> Dataset records
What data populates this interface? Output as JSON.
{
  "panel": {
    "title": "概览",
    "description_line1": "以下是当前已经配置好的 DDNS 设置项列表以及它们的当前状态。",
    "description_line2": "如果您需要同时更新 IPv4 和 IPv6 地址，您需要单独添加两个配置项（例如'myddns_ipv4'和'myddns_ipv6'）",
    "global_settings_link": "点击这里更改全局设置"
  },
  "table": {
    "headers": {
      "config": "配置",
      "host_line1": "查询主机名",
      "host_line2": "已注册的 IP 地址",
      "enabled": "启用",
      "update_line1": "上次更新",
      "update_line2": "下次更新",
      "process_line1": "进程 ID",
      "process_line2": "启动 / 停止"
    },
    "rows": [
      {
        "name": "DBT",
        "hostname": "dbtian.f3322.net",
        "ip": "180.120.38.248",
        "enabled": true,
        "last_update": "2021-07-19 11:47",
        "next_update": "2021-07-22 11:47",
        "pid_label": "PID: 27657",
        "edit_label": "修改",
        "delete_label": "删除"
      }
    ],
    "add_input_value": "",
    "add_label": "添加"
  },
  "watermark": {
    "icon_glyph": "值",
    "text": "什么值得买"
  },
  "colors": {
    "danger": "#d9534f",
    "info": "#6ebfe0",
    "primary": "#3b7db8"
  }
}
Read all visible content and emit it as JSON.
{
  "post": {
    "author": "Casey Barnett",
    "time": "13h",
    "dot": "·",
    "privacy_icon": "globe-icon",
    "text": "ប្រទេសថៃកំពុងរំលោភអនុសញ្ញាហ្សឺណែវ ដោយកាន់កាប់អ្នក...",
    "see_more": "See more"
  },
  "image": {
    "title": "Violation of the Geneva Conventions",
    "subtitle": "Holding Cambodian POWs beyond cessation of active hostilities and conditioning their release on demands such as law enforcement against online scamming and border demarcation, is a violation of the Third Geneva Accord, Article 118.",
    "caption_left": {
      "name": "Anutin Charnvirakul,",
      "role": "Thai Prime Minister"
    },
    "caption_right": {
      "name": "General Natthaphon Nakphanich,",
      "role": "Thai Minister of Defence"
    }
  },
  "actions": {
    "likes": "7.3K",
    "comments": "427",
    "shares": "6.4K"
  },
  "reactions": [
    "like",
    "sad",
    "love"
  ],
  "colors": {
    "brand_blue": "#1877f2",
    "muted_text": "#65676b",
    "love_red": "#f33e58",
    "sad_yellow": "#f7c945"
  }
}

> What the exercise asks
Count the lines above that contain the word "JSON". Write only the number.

> Result for this task
2